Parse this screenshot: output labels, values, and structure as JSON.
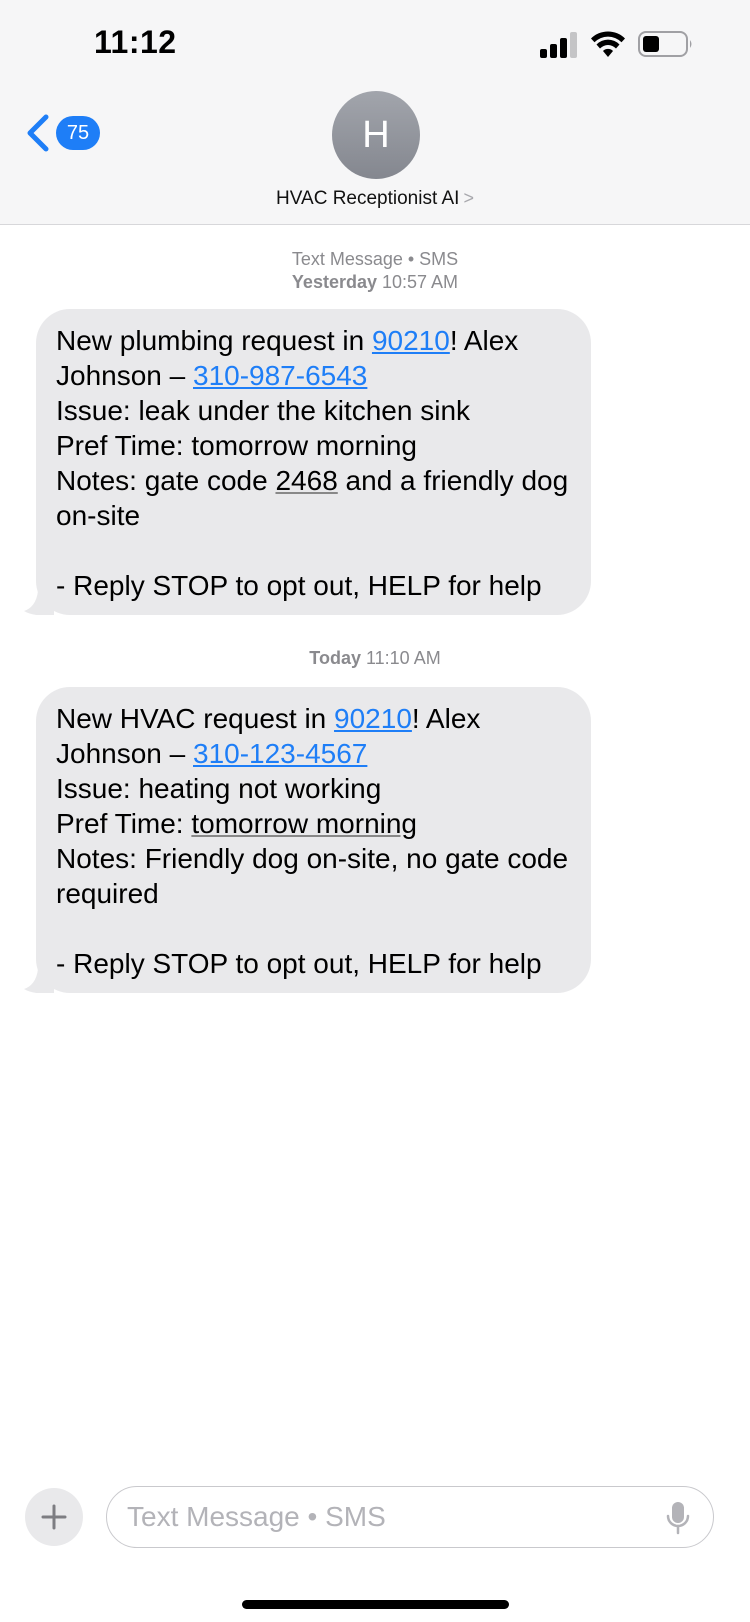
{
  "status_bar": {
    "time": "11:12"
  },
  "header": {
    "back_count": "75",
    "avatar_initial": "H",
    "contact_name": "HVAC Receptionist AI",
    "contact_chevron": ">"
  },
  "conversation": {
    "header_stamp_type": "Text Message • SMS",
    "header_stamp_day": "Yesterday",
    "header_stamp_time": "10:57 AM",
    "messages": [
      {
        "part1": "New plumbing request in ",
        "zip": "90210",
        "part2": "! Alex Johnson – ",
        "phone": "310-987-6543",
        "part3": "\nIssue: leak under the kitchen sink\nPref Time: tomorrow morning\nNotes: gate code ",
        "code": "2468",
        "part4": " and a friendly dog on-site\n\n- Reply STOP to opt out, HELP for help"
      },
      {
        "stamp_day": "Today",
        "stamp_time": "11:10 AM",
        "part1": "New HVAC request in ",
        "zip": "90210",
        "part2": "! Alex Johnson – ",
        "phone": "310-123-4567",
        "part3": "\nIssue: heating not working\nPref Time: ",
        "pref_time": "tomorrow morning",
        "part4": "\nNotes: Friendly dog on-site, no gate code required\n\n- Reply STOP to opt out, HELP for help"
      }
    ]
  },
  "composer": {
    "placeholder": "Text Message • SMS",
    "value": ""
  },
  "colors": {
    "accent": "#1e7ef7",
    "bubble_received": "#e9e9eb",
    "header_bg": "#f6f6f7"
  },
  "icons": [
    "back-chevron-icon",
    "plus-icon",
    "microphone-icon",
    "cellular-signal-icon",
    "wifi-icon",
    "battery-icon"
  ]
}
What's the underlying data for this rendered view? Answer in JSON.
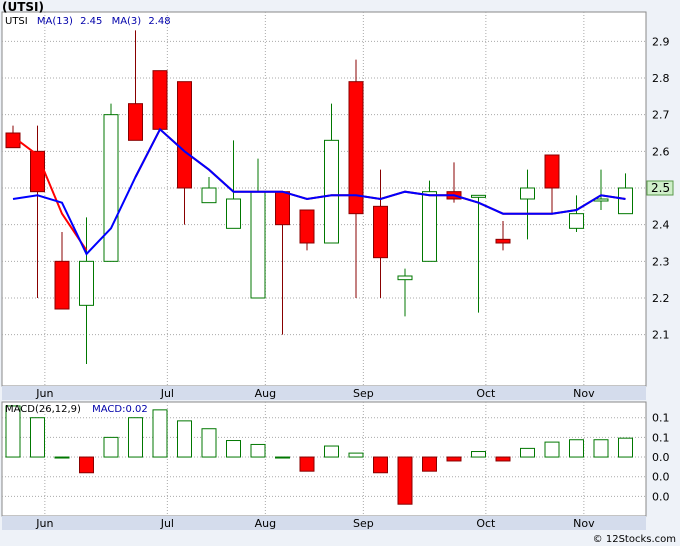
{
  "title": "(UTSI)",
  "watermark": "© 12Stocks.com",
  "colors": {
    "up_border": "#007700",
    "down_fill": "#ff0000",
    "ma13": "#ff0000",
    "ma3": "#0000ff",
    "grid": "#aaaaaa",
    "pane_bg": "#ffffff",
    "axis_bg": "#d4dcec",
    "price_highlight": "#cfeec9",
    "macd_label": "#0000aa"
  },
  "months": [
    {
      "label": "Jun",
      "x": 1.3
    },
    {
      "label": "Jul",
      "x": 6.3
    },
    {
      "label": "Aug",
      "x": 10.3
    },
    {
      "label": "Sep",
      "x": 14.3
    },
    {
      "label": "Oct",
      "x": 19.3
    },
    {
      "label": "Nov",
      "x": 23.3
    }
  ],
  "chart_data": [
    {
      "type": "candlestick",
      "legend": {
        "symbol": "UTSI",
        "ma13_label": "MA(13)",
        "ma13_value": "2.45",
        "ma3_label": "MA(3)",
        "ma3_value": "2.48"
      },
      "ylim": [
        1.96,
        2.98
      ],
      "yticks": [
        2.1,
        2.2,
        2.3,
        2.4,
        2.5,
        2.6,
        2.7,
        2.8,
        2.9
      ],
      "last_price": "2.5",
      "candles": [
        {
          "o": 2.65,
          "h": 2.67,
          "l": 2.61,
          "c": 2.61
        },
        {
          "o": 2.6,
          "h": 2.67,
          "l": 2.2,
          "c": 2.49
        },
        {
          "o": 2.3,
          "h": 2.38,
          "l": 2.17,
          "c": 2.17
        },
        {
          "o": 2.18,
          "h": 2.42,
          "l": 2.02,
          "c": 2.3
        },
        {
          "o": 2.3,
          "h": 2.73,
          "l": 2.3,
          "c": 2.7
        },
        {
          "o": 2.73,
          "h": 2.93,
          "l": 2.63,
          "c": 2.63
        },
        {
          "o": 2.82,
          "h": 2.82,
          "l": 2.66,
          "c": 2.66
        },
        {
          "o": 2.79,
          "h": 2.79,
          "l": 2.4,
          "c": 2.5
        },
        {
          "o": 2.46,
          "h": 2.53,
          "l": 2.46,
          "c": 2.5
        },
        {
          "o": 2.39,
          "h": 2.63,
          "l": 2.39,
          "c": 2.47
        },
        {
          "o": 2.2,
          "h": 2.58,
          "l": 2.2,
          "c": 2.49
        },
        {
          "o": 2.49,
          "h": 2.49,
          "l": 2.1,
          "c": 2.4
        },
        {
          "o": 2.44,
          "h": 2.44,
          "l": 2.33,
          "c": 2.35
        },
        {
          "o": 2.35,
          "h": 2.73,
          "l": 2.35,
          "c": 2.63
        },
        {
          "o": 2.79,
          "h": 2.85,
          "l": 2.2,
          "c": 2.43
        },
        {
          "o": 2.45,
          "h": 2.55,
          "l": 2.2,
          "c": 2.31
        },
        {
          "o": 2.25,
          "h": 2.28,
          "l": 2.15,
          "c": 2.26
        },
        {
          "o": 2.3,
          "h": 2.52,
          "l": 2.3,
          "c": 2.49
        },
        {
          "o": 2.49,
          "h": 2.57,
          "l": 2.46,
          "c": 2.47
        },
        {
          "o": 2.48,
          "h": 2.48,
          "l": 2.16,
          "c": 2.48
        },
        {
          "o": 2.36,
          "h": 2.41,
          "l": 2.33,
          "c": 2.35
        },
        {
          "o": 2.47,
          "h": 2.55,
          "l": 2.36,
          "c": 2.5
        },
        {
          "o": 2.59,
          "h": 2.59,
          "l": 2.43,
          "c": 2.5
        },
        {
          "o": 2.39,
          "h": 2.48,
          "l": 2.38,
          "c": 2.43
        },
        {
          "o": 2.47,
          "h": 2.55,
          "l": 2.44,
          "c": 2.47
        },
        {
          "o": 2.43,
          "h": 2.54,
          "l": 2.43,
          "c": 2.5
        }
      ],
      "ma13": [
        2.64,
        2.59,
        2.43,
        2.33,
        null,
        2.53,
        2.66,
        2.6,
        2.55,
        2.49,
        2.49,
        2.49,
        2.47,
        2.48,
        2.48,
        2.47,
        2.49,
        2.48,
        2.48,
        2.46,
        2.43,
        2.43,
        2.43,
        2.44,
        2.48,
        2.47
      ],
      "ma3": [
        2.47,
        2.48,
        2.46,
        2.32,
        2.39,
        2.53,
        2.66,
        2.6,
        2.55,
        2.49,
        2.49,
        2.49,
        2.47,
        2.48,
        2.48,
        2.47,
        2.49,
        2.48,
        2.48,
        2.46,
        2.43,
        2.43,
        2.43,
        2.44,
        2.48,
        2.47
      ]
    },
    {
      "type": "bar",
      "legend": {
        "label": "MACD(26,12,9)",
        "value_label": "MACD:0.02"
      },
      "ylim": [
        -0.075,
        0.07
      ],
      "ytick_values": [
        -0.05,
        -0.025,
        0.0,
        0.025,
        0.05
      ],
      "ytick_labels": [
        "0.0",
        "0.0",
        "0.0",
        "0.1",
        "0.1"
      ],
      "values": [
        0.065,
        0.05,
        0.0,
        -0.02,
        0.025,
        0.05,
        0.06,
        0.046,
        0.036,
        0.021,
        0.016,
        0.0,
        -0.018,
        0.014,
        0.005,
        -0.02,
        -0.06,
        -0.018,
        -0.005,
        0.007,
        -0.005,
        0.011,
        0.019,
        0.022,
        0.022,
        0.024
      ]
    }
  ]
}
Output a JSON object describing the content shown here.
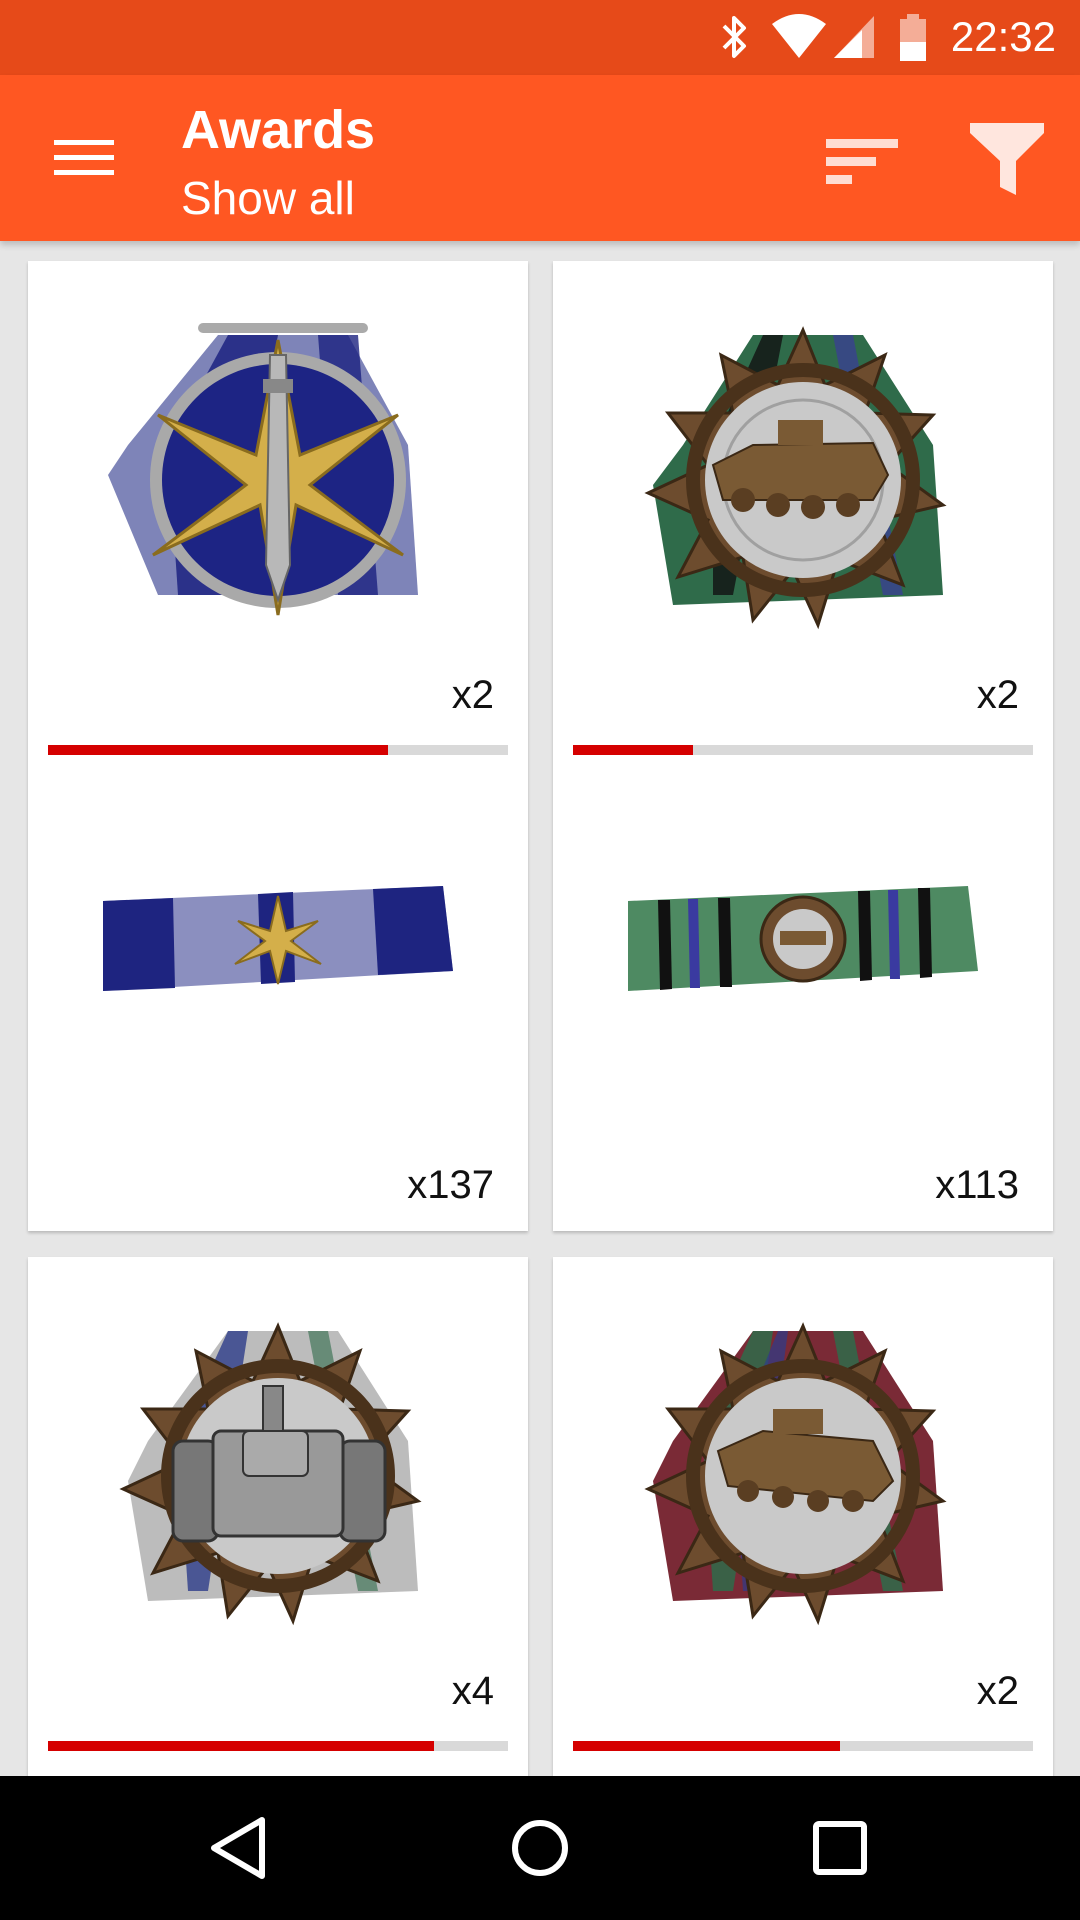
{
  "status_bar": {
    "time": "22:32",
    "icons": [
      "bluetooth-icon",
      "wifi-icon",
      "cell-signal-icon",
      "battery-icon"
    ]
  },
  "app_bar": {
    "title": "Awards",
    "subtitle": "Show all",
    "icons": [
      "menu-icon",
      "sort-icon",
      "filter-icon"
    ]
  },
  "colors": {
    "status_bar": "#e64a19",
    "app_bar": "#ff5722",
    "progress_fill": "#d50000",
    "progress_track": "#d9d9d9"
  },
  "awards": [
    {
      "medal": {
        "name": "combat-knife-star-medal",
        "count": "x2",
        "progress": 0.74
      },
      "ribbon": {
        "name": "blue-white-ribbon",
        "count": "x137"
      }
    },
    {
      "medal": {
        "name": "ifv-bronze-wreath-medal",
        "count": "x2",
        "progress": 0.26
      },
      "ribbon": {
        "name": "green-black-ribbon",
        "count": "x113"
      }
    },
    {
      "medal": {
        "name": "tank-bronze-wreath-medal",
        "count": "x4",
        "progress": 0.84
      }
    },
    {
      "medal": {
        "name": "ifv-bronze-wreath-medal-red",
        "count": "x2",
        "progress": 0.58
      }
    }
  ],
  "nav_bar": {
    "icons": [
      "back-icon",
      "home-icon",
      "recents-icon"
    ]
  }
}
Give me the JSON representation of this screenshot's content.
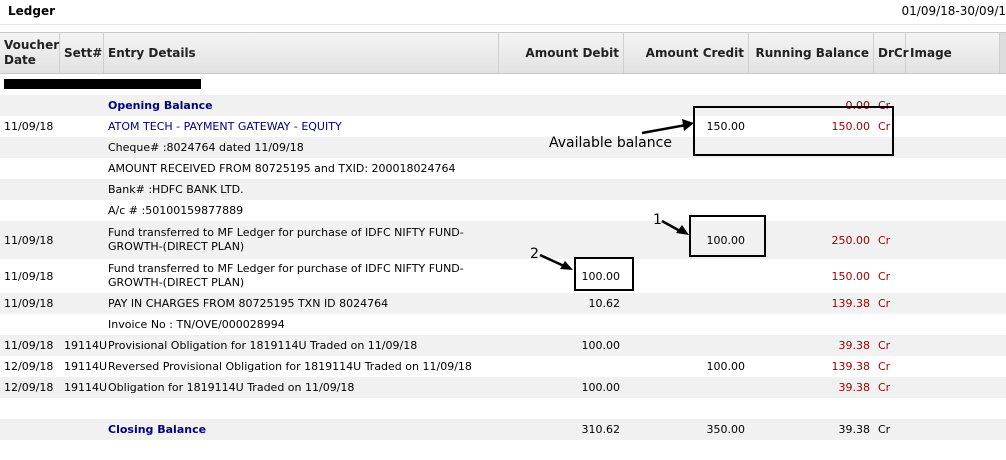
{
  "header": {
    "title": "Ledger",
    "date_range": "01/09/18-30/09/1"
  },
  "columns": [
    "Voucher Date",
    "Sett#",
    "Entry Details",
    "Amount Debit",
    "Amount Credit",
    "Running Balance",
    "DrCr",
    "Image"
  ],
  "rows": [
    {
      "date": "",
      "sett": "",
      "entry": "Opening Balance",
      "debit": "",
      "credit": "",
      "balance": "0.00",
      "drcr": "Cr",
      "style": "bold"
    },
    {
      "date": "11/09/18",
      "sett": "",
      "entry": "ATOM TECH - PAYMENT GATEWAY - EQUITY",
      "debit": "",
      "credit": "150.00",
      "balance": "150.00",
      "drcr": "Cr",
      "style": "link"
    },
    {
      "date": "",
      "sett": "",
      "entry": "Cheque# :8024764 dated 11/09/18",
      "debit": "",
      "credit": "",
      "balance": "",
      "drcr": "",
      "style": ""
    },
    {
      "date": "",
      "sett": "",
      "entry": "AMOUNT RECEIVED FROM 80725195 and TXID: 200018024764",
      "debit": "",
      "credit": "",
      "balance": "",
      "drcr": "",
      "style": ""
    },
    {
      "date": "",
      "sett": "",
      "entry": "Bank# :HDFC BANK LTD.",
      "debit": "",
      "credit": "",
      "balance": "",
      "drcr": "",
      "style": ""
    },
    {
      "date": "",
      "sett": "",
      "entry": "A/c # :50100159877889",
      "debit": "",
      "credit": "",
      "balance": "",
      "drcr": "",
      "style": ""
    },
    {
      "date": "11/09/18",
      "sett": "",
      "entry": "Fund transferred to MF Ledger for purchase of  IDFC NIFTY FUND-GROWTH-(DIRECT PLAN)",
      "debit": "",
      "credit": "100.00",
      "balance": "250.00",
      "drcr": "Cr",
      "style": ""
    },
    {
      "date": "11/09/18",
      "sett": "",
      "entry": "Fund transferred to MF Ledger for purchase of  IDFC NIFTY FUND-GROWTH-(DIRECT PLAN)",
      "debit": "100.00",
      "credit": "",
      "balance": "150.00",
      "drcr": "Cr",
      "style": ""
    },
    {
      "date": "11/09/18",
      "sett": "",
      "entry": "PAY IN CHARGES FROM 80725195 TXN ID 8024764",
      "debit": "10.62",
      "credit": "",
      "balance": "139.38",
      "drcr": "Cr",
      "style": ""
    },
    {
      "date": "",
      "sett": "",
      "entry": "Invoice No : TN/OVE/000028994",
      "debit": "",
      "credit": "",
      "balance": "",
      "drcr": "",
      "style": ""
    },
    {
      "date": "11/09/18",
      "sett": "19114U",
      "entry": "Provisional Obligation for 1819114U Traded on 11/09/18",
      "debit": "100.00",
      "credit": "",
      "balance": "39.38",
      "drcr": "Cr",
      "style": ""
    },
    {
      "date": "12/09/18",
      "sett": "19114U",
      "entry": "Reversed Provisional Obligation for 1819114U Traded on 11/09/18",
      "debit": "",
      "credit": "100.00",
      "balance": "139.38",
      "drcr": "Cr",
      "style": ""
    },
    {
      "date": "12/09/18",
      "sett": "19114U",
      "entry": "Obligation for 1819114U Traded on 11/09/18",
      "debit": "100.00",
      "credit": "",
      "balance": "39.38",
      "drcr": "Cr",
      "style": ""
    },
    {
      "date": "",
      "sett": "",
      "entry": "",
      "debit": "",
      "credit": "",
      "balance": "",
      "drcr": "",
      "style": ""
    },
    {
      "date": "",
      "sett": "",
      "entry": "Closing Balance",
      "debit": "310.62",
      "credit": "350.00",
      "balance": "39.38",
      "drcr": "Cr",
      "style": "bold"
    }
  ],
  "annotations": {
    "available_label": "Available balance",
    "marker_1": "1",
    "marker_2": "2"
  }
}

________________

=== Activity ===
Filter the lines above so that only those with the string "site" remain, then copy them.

=== Task output ===
        "part4": " and a friendly dog on-site\n\n- Reply STOP to opt out, HELP for help"
        "part4": "\nNotes: Friendly dog on-site, no gate code required\n\n- Reply STOP to opt out, HELP for help"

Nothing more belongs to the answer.